A realization of responsibility is concomitant with an awareness that the individual must cure herself; her membership in OA indicates a willingness to resolve her compulsiveness. An overriding premise in OA, then, is that individual members are both responsible for their disease and its cure, and that they are powerless to cure the problem of compulsive eating individually. A continuous confession of wrongdoing, a meticulous and judgmental survey of behavior, grounds dieting behavior, and ultimately, preserves the disease of obesity.
Barbara's discussion of the ideal body, for example, is connected to a release from rigid standards; yet, her language choices and her "list" of requisites for attractiveness imply that women's "health" involves numerous restrictions. You have to look healthy, and in looking healthy you can't be pale, you can't look tired, you can't look fat, you can't look flabby. Simultaneously, she, like many women, defines health by identifying aesthetic concerns. To illustrate, Ellen observes a connection between physical attractiveness and power within hierarchically organized institutions and practices.
George Maddox and Veronica Liederman (1973) note that many physicians not only hold negative views of overweight patients, but that the quality of medical treatment may suffer as a result (pp. 16–17). 6). Dr. 12). 64). Implicating women's reproductive functions as evidence for female pathology points to cultural and medical visions of feminine sexuality as diseased or diseaseproducing. 3 If she is given a label of disease, however, medical intervention underscores the legitimacy of women's natural propensity for disease.

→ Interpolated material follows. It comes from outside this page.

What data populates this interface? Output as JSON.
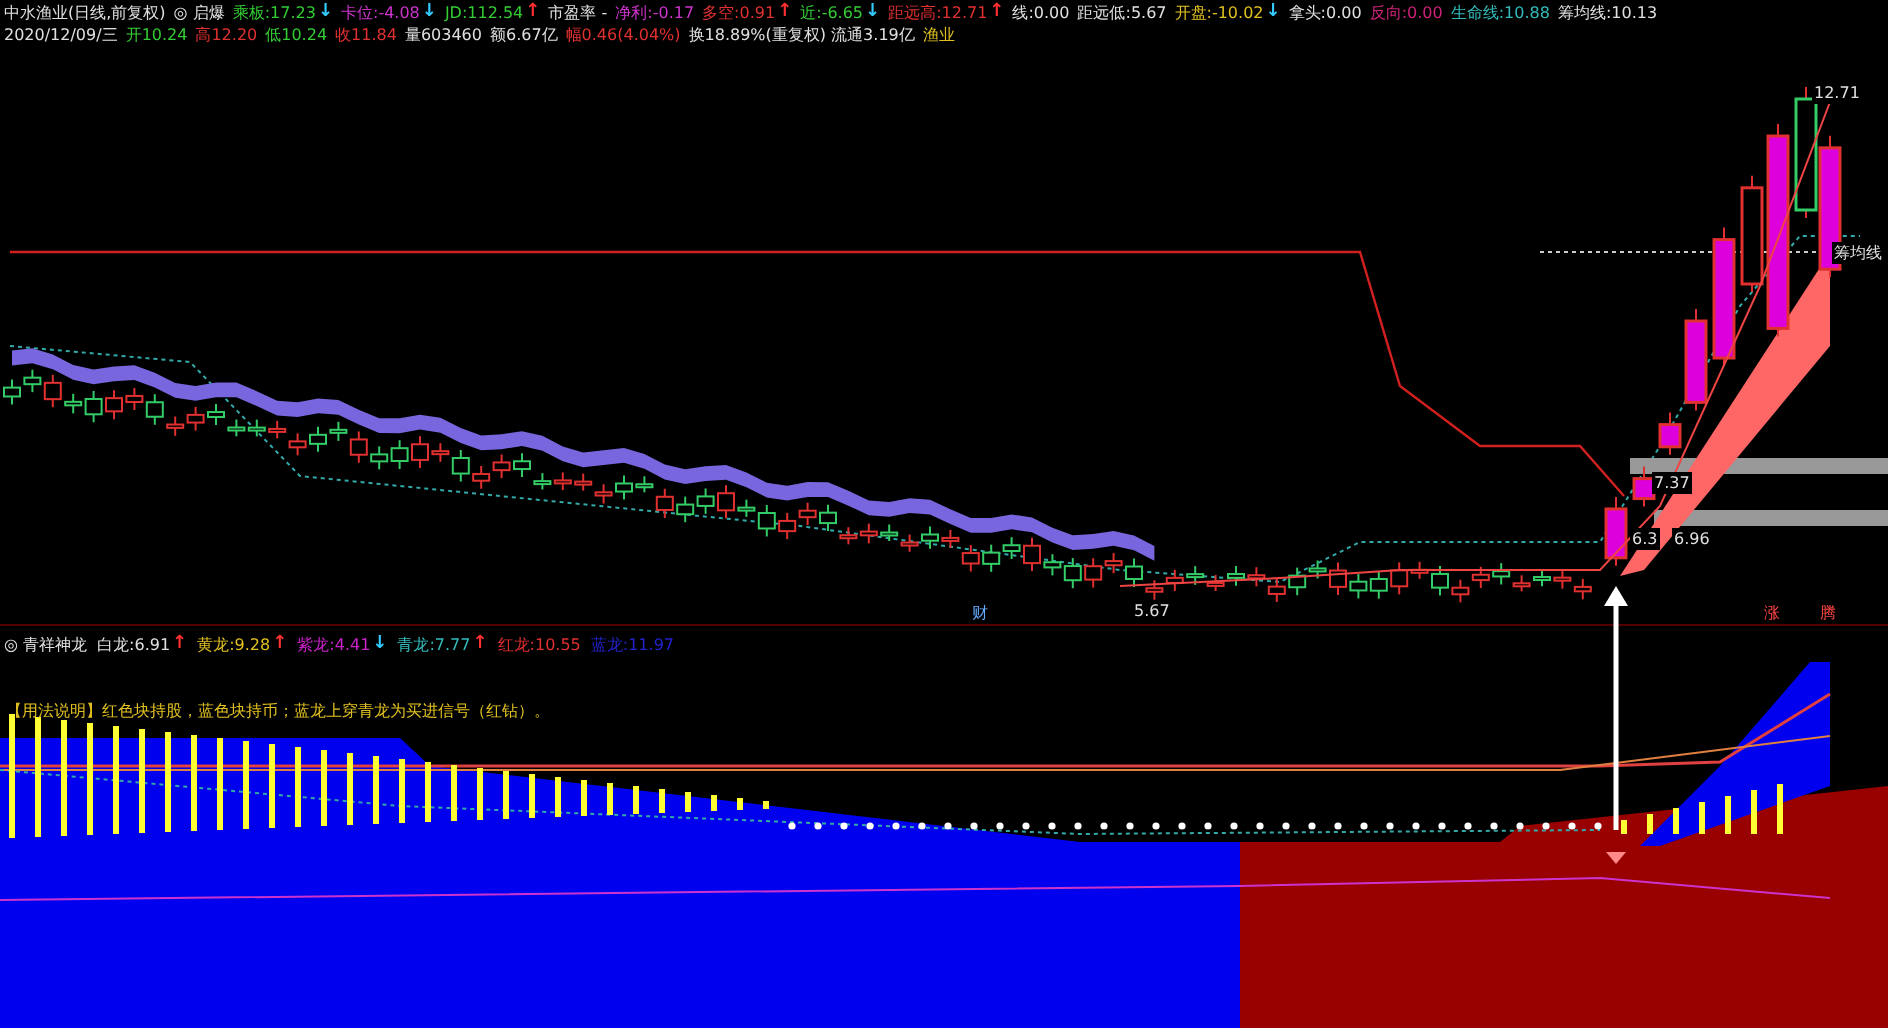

Confessing Excess: Women and the Politics of Body Reduction by Carole Spitzack